The records that follow are to be repeated exactly, with the pictures removed.

SOURCE DATA:
════════
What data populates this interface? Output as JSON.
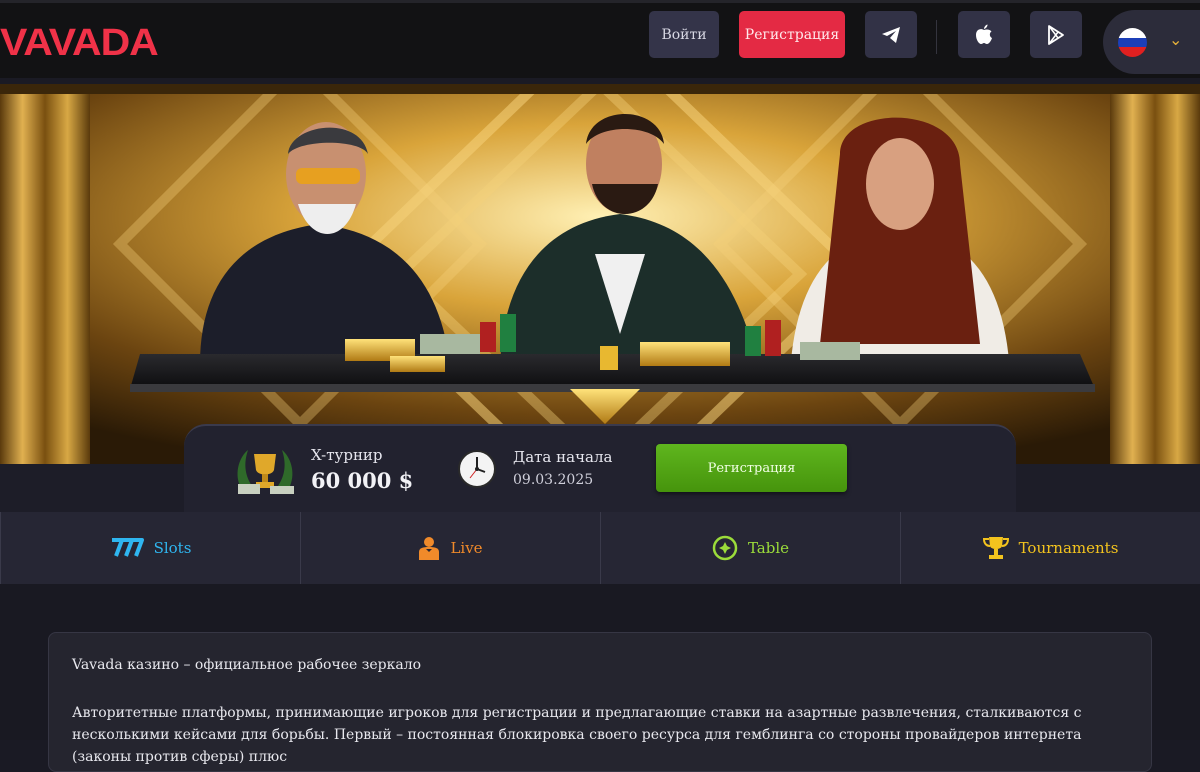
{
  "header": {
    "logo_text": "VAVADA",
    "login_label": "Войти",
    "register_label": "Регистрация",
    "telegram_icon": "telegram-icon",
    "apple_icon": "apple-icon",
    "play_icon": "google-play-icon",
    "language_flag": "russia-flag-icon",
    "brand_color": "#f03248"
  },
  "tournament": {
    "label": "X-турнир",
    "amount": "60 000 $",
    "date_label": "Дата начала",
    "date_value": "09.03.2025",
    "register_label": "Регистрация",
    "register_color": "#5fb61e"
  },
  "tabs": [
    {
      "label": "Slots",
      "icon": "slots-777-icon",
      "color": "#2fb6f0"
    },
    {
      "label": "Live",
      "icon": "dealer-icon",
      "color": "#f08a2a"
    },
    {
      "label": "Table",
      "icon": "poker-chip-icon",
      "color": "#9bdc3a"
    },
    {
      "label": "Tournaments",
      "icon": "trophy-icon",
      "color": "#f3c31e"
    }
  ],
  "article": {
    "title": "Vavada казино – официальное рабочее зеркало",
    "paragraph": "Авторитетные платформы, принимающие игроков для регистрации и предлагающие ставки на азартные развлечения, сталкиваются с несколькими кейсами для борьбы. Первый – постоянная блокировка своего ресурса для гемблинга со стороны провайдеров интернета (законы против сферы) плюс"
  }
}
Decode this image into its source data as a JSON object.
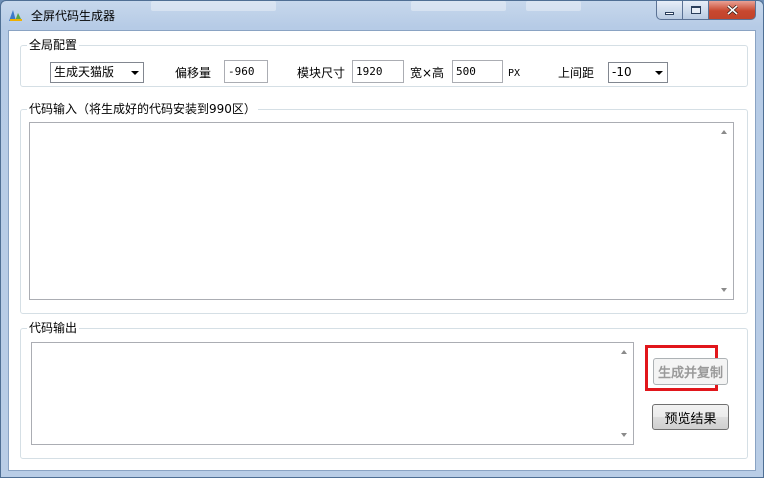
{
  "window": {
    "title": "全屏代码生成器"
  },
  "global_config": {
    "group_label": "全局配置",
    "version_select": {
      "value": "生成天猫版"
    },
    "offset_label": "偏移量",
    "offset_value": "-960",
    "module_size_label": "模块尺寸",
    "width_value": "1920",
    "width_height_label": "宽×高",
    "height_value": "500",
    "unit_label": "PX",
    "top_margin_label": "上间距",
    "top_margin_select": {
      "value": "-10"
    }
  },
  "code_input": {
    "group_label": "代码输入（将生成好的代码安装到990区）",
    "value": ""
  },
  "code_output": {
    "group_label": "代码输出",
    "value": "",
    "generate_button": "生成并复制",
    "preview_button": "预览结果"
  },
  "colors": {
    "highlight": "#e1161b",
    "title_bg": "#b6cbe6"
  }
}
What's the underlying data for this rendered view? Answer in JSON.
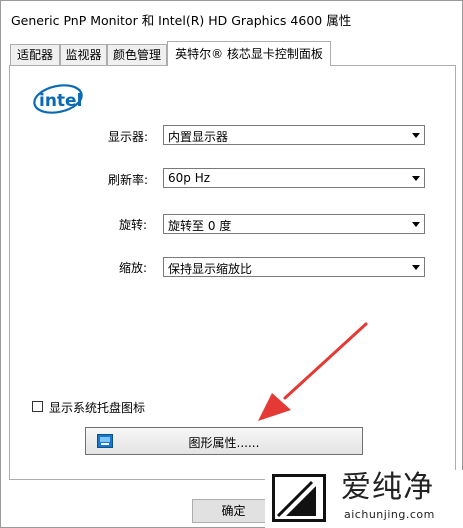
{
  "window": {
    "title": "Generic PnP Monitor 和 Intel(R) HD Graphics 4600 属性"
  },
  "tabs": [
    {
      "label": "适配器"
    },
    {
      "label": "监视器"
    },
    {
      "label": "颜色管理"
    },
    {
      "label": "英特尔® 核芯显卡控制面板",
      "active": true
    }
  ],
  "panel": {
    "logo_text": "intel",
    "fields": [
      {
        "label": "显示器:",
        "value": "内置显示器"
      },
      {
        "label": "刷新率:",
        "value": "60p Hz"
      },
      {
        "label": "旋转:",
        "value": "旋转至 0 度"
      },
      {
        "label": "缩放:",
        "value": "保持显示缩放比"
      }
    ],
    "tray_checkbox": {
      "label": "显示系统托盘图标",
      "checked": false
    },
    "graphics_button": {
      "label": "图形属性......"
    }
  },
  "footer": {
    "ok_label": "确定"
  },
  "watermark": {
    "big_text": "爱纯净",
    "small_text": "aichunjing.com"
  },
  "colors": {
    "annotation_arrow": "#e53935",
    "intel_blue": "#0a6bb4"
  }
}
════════
YOUR SOLUTION:
What data populates this interface? Output as JSON.
{
  "header": {
    "logo_text": "VAVADA",
    "login_label": "Войти",
    "register_label": "Регистрация",
    "telegram_icon": "telegram-icon",
    "apple_icon": "apple-icon",
    "play_icon": "google-play-icon",
    "language_flag": "russia-flag-icon",
    "brand_color": "#f03248"
  },
  "tournament": {
    "label": "X-турнир",
    "amount": "60 000 $",
    "date_label": "Дата начала",
    "date_value": "09.03.2025",
    "register_label": "Регистрация",
    "register_color": "#5fb61e"
  },
  "tabs": [
    {
      "label": "Slots",
      "icon": "slots-777-icon",
      "color": "#2fb6f0"
    },
    {
      "label": "Live",
      "icon": "dealer-icon",
      "color": "#f08a2a"
    },
    {
      "label": "Table",
      "icon": "poker-chip-icon",
      "color": "#9bdc3a"
    },
    {
      "label": "Tournaments",
      "icon": "trophy-icon",
      "color": "#f3c31e"
    }
  ],
  "article": {
    "title": "Vavada казино – официальное рабочее зеркало",
    "paragraph": "Авторитетные платформы, принимающие игроков для регистрации и предлагающие ставки на азартные развлечения, сталкиваются с несколькими кейсами для борьбы. Первый – постоянная блокировка своего ресурса для гемблинга со стороны провайдеров интернета (законы против сферы) плюс"
  }
}
Decode this image into its source data as a JSON object.
{
  "window": {
    "title": "全屏代码生成器"
  },
  "global_config": {
    "group_label": "全局配置",
    "version_select": {
      "value": "生成天猫版"
    },
    "offset_label": "偏移量",
    "offset_value": "-960",
    "module_size_label": "模块尺寸",
    "width_value": "1920",
    "width_height_label": "宽×高",
    "height_value": "500",
    "unit_label": "PX",
    "top_margin_label": "上间距",
    "top_margin_select": {
      "value": "-10"
    }
  },
  "code_input": {
    "group_label": "代码输入（将生成好的代码安装到990区）",
    "value": ""
  },
  "code_output": {
    "group_label": "代码输出",
    "value": "",
    "generate_button": "生成并复制",
    "preview_button": "预览结果"
  },
  "colors": {
    "highlight": "#e1161b",
    "title_bg": "#b6cbe6"
  }
}
What's the underlying data for this rendered view? Answer in JSON.
{
  "window": {
    "title": "Generic PnP Monitor 和 Intel(R) HD Graphics 4600 属性"
  },
  "tabs": [
    {
      "label": "适配器"
    },
    {
      "label": "监视器"
    },
    {
      "label": "颜色管理"
    },
    {
      "label": "英特尔® 核芯显卡控制面板",
      "active": true
    }
  ],
  "panel": {
    "logo_text": "intel",
    "fields": [
      {
        "label": "显示器:",
        "value": "内置显示器"
      },
      {
        "label": "刷新率:",
        "value": "60p Hz"
      },
      {
        "label": "旋转:",
        "value": "旋转至 0 度"
      },
      {
        "label": "缩放:",
        "value": "保持显示缩放比"
      }
    ],
    "tray_checkbox": {
      "label": "显示系统托盘图标",
      "checked": false
    },
    "graphics_button": {
      "label": "图形属性......"
    }
  },
  "footer": {
    "ok_label": "确定"
  },
  "watermark": {
    "big_text": "爱纯净",
    "small_text": "aichunjing.com"
  },
  "colors": {
    "annotation_arrow": "#e53935",
    "intel_blue": "#0a6bb4"
  }
}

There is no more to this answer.